- [What you will do] Show each line of the entries below in which the word "user" appears.

[Dataset entries]
BEGIN
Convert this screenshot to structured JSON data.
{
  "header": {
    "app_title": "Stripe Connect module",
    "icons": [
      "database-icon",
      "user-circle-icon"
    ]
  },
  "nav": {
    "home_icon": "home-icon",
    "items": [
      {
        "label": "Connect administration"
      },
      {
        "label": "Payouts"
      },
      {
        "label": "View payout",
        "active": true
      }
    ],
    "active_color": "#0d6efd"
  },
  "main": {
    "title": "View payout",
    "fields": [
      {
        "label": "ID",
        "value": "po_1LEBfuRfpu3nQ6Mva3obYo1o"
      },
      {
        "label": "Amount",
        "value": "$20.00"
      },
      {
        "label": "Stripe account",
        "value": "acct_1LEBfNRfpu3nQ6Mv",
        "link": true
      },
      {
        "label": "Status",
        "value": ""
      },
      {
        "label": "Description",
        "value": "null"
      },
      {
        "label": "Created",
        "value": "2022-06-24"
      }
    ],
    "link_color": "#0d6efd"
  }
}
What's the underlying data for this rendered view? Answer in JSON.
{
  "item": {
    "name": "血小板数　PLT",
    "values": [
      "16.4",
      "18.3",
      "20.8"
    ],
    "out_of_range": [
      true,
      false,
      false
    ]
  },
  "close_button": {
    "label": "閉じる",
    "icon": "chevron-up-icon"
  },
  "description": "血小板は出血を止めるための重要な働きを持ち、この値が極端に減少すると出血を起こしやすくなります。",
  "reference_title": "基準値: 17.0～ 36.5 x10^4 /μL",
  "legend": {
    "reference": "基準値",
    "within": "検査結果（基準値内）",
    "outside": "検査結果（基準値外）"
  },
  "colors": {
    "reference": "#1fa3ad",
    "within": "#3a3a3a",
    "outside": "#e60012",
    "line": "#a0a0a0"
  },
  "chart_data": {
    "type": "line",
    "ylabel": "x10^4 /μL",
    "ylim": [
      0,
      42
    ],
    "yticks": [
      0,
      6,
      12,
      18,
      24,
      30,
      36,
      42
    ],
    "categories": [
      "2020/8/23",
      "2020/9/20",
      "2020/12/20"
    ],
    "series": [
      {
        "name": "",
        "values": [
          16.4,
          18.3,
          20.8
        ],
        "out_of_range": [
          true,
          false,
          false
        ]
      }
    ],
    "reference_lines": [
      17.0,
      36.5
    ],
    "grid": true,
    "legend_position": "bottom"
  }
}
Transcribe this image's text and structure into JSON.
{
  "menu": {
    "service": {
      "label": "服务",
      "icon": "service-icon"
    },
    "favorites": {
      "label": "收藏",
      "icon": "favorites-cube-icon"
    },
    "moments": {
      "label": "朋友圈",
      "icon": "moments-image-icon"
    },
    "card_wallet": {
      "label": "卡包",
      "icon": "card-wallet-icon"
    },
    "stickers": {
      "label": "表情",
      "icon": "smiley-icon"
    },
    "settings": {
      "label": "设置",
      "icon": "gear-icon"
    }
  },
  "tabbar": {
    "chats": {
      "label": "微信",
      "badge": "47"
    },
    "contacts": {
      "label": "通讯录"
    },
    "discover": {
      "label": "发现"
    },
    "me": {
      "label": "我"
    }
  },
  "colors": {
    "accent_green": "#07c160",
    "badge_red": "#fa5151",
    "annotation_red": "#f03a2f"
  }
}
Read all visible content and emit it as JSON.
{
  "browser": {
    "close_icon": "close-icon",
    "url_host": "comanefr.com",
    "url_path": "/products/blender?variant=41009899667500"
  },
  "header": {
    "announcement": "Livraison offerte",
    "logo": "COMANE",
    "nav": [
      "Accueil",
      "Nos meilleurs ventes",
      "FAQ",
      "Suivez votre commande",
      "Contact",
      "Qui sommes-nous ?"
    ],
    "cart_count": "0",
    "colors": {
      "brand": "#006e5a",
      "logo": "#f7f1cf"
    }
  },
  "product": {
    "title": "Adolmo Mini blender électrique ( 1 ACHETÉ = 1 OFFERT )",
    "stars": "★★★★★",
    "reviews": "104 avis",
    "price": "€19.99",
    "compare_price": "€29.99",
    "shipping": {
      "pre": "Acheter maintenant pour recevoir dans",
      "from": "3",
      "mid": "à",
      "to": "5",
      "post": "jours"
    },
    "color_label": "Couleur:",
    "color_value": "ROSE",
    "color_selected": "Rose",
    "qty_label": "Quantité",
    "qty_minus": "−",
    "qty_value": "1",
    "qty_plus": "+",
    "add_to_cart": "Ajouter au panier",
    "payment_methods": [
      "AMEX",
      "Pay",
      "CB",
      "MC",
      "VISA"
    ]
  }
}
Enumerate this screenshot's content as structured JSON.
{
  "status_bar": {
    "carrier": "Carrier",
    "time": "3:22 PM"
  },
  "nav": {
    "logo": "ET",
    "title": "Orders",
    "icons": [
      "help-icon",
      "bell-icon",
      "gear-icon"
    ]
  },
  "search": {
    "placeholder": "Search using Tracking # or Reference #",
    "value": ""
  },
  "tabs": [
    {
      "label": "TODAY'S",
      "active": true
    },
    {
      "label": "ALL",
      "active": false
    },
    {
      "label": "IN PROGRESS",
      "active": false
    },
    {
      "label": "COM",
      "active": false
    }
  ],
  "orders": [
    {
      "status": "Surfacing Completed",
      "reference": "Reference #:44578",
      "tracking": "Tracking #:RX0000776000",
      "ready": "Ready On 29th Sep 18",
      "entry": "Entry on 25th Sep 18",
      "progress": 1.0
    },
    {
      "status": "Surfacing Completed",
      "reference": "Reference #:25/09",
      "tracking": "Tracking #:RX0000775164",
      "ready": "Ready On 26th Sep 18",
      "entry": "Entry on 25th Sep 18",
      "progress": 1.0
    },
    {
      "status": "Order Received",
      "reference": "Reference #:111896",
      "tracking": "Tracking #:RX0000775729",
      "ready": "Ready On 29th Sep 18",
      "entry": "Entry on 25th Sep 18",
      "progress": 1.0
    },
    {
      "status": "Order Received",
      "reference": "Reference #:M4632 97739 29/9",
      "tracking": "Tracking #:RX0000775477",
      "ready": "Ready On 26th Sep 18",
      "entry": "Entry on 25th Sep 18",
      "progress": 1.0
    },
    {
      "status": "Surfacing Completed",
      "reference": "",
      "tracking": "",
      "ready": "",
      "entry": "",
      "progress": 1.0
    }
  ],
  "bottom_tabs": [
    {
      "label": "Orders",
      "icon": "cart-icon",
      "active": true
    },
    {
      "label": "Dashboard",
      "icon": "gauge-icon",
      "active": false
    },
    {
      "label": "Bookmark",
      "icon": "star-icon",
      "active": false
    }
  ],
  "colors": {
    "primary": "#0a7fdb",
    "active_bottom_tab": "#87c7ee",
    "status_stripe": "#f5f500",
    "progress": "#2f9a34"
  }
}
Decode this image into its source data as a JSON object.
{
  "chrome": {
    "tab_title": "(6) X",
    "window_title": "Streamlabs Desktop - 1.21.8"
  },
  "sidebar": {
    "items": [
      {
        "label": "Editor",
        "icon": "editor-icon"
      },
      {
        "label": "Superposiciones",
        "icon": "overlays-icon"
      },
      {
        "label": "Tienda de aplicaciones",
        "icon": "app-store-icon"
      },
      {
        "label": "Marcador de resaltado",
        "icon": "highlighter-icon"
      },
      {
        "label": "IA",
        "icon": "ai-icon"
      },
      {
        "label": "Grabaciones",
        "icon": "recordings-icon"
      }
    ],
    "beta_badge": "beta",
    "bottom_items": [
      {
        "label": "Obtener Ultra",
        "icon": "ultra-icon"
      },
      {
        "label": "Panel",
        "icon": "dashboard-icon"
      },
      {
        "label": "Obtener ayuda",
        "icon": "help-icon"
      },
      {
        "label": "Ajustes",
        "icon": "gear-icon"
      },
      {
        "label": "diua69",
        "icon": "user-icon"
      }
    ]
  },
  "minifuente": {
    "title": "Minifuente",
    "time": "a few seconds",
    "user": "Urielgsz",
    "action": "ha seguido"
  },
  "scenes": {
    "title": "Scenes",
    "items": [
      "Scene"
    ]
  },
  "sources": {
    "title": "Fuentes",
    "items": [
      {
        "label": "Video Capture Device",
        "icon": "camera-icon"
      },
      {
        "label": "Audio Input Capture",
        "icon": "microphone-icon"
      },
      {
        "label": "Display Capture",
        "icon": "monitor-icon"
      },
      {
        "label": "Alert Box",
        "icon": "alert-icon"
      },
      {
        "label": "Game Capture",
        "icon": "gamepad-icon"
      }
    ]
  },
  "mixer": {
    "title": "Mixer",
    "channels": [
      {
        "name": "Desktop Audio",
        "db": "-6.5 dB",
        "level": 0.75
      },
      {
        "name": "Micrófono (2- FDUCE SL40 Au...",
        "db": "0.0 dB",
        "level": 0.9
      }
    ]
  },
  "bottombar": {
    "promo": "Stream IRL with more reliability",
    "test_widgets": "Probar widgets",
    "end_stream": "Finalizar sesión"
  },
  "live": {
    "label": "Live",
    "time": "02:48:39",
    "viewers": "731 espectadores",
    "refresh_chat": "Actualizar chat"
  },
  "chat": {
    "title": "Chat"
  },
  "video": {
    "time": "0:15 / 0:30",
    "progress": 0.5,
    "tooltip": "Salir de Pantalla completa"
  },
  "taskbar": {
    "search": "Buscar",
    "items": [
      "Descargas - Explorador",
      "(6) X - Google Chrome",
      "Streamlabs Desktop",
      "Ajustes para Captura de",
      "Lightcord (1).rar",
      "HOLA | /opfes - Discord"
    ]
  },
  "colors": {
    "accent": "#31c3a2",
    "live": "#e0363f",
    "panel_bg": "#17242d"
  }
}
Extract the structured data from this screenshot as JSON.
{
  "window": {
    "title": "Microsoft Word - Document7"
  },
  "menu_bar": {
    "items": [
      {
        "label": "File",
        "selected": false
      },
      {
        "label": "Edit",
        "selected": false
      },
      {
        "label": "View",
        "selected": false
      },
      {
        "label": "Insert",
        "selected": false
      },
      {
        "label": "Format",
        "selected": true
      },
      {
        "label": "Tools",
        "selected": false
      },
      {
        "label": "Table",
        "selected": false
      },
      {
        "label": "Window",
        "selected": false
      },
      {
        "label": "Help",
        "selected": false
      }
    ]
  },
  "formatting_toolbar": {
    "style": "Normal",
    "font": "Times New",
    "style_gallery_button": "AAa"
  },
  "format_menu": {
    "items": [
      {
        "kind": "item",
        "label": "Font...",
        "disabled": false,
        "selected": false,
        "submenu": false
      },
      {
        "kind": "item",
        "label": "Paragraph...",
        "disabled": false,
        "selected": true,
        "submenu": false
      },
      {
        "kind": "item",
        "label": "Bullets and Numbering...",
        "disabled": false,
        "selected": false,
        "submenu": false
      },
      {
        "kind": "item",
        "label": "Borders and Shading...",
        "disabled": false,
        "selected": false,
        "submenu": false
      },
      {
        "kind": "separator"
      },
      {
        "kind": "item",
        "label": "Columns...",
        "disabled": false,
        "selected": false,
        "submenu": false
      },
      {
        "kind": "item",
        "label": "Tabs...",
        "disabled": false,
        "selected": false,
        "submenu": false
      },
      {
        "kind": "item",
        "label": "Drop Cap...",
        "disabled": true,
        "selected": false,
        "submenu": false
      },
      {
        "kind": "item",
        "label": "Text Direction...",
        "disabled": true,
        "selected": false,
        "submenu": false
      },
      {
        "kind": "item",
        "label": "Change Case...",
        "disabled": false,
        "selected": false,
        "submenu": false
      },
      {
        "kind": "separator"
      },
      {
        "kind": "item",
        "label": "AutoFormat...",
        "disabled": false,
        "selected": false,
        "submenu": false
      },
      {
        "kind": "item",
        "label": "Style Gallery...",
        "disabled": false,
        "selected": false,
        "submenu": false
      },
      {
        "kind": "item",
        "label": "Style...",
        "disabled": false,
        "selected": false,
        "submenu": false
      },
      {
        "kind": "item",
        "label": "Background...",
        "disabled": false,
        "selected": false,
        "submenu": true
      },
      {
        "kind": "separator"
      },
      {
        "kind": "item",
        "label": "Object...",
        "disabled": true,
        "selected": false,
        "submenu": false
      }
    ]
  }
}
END
- [Solution to the problem]
      "user-circle-icon"
        "icon": "user-icon"
    "user": "Urielgsz",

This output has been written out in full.